To be honest with you all, I don’t even know where to start with this blog.
It seems I’ve been off the map for so long now, but I’ve gone through a wave of “disconnecting” with social media in order to “reconnect” with myself. 2018 has so far been nothing short of a powerful year, but it seems the last thing I wanted to do was post a picture of myself doing a bicep curl at the gym.
If you’ve been following me for a while, you know authenticity is my main priority. I want to share the real deal of my experience with you, not just some “filler instagram pictures” to get a few likes. I’ve taken time away from the online world, but it was a necessary step to undergo the exploration of my purpose and meaning on this new level of my life’s path. I knew the only way to attain the mental clarity I needed was to take a few steps back in order to once again move forward.
And now, I’ve come full circle.
Holistic Nutrition school is coming to an end. I’ve reached a point in my program where I am able to take everything I’ve learned to create my own understanding; I can draw my own connections and I’ve reached a new level of knowledge for how the human body works. It’s that pivotal moment where I can take health into my own hands in an entirely new way. It seems this growth has come at a perfect timing as my own help in this area is exactly what I need.

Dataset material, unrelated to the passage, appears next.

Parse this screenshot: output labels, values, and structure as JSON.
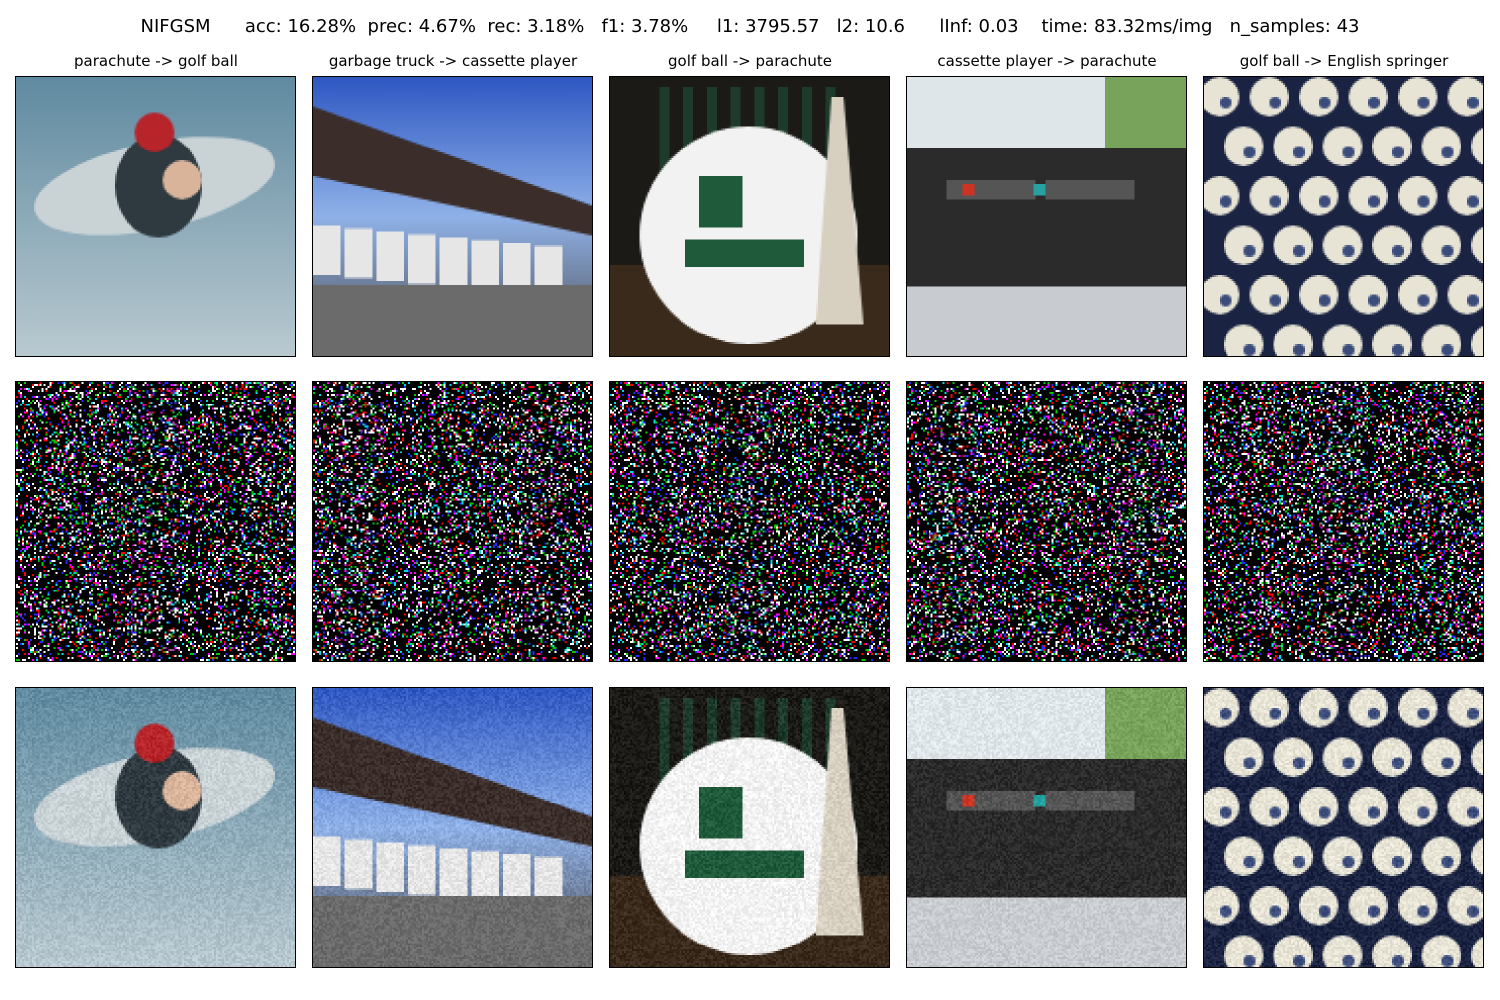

After my last show, my body was never the same.
I stepped off the Toronto Pro stage in June 2017, and had been in and out of doctor appointments trying to figure out what I felt. For one, I was putting weight back on at an alarming rate; I was eating clean foods and had finally overcome my disordered eating pattern, but it seemed all that work didn’t matter. Test results came back “fine”, so I thought to myself.. Maybe it’s just my body, maybe it’s just the after-shock of the extreme dieting or competing in a fitness competition. Months went by and my weight had climbed back up to the heaviest I’d been, not moving despite any of my effort. It didn’t matter how much cardio I did, how “healthy” I ate, or how hard I worked out. Naturally, I blamed myself, and fell in an anxious pattern of confusion.
To the doctor, my results were “in the healthy range”, but the problem with disease and illness is it begins well before this numerical value.
Don’t get me wrong, I’m not discrediting doctors at all – they are brilliant people in brilliant professions – but the problem is the profession is most often taught to treat conditions only after they turn into problems, and not always catch the associated risk.
As my studies continued months down the line, I was able to fit my pieces together. I began to connect what had been going on behind the scenes, and what had been behind the symptoms I couldn’t seem to shake. A few months ago, I re-took my blood work and was able to read the results on my own. It turned out I was far from healthy, especially for my age and for the kind of lifestyle that I live. I don’t touch processed foods, I eat a balanced diet – natural and organic, I hardly ever eat refined sugar, I live for fitness, and I am an advocate for a healthy mind – to be suffering from chronically low energy, anxiety, and an inability to lose weight seemed ludicrous for someone who was said to be “in the healthy range”.
A healthy female at my age should not have blood sugar elevated to a near pre-diabetic range, she should not have a poor conversion of thyroid hormones, and she should not have adrenal fatigue.
My doctor had only considered half of the story, and missed the red flags that my individual lifestyle could bring. I’m a professional athlete, and my body has gone through a great deal; I’m not a number – and neither is illness or disease. There is a myriad of “cause and effect” for every personal file, and I do not believe in a one size fits all kind of approach. A weakened thyroid organ in a fitness competitor is as serious as a smoker with a family history of lung cancer – the overall information paints an important picture to consider in the prevention as well as the next step to take.
In retrospect, I am thankful I became empowered at the time that I did. I’m on a journey of uncovering my own health, and what better time as I near the graduation of my program. They say you can’t fill from an empty cup, and I wholeheartedly believe in the importance of being able to heal yourself before working with anyone else. Out of this, I’ve developed a strong passion for pathology; I once thought my favourite subject at school would be sports nutrition, instead I became fascinated by the study of disease. I am obsessed with finding every single deficiency behind any sort of illness, identifying the root cause, and learning how to support the environmental conditions for the body’s healing.
One thing we take for granted is the natural intelligence of our body; our body has the innate ability to heal itself, as long as we diligently provide it with the proper conditions to succeed.
Today, I’m still running in and out of the lab and waiting for more test results before I can decide clearly on the next step to take. I’ve been confirmed with hypothyroidism and adrenal fatigue, however the elevated blood sugar is tells a more complicated story. As much as I could, I’ve stayed grounded and strong – I don’t find it conducive to let my mind run wild with “what if’s”.
I’m waiting patiently in the present moment for the answer, and I know I’ll be ready when it comes.
Xo, To be continued..